I’ve ruined so many items of clothing in the washer and/or dryer. My sweet mother-in-law insists on buying me “hand-wash only” pieces, and only now at the respectable age of 38 am I responsible enough to heed the tags’ instructions.
But I came from the camp of throwing (almost) everything together into the washing machine, using cold water, and just seeing what happened. Sometimes the result was a ruined blouse. Many of you can probably relate.
But with age comes wisdom, and now we know that sometimes taking a few extra moments to read the tag can save us a lot of headaches and money. However, tag instructions don’t always cover everything. Read on to find out how you should handle laundry day if you have a furry friend who sheds, plus a few other clothing items you should always hand wash or take to the dry cleaners for best results.
1. Pet Hair-Covered Clothing
If you’re a dog or cat owner, you’re likely to experience some level of pet hair on your clothing (unless you have a non-shedding dog or cat, in which case lucky you). You would probably think it’s fine to just throw your pet hair-covered clothes into the wash, but sadly, that’s not the case.
It might be smooth sailing for a little while, but over time the pet hair could clog drains and put stress on your home’s plumbing. The hair will also clump together and stick to the walls of the washer. It’s all pretty gross, but the solution is easy enough. Simply use a lint roller or masking tape on clothing and vacuum as much pet hair as possible from bedding (yours or your pet’s) prior to washing.

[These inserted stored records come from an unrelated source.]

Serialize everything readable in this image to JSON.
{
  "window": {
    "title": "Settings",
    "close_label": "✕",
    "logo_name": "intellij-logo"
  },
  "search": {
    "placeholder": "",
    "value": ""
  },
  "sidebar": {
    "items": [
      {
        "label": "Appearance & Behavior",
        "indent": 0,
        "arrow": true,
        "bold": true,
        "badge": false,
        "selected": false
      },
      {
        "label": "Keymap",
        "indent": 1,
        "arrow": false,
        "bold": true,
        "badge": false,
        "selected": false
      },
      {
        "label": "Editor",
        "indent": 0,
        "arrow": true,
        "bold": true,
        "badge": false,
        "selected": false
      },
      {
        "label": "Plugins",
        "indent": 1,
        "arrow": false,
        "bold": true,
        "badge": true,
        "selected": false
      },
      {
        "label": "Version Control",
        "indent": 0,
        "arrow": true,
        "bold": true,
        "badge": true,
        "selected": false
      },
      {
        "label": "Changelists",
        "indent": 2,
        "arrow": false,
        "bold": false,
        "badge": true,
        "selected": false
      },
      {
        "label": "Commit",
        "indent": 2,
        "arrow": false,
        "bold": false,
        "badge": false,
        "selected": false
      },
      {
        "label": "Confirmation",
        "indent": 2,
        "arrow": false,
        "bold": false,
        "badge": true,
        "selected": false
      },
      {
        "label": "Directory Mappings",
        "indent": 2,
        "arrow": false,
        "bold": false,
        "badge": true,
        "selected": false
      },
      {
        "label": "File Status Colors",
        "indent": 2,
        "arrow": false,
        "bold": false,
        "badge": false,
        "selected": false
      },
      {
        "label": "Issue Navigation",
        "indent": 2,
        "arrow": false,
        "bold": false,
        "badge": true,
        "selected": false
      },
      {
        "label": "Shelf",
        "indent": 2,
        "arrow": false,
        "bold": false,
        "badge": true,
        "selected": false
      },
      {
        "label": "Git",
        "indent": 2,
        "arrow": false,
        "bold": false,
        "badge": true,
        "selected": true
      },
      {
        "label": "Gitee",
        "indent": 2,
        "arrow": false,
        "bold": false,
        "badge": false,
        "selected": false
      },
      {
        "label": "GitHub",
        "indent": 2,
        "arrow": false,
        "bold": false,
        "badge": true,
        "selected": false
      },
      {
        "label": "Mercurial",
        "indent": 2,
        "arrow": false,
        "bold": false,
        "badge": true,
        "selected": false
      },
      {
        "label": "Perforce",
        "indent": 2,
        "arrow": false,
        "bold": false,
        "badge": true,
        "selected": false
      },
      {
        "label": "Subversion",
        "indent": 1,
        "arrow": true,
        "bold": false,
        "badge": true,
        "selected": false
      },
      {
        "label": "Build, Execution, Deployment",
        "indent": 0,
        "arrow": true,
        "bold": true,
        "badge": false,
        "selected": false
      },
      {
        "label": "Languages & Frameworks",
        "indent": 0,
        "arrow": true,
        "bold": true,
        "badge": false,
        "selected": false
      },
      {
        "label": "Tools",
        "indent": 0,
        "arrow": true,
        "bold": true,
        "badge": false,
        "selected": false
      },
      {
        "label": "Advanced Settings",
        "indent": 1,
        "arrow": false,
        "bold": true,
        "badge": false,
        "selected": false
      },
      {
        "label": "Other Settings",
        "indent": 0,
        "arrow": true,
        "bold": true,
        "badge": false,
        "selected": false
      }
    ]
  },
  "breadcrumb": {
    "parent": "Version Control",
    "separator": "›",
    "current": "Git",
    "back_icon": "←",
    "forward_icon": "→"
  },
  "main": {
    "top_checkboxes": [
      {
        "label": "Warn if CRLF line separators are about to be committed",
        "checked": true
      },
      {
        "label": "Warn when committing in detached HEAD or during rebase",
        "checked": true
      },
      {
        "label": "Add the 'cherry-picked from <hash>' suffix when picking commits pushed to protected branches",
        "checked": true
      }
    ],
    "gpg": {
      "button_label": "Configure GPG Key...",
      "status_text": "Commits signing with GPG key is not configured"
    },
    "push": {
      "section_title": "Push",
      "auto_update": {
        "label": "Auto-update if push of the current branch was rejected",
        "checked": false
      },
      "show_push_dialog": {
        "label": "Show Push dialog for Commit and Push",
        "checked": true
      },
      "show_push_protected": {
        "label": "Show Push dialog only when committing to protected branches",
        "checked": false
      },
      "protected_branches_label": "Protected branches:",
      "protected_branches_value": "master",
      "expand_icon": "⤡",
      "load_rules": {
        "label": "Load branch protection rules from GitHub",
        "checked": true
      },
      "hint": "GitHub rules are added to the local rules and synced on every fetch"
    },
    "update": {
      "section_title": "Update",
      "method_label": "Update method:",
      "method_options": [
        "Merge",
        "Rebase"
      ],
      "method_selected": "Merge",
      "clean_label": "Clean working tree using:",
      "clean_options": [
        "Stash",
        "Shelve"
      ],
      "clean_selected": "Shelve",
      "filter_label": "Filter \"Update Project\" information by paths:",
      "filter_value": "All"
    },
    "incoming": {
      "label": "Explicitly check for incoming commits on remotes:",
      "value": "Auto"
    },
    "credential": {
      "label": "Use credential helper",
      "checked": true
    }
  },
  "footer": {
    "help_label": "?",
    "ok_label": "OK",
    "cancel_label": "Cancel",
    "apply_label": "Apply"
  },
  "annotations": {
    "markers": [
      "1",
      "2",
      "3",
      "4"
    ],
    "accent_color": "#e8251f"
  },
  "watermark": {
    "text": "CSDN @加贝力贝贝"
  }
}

Be gentle with your swimwear! The agitation of the washing machine can stretch the fabric, damage the strings, and fade the color of your swimsuit. The dryer in particular is a no-go because it will quickly ruin the elasticity of the fabric. Your tankini will fare much better over the long run if you hand-wash it instead.
3. Certain Delicate Fabrics
There are certain types of fabric you never want to throw in the washer. Cashmere, wool, velvet, lace, leather, and suede are a few obvious ones. But clothing that’s been embroidered or that has other similar decorative elements should likely be hand-washed or even dry-cleaned, depending on the fabric.
4. Stains From Flammable Liquids
You should forego the washing machine if you find yourself with a stain from gasoline, mineral oil, acetone, or another flammable substance on your clothing. First, spot-treat the stain, and then hand-wash and lay flat to dry.
To keep your sweaters looking their best, it might be okay to wash them occasionally on a gentle cycle. But hand-washing and laying them flat to dry will likely keep them at their peak coziness. And of course, fold them after they’re dry—never hang them!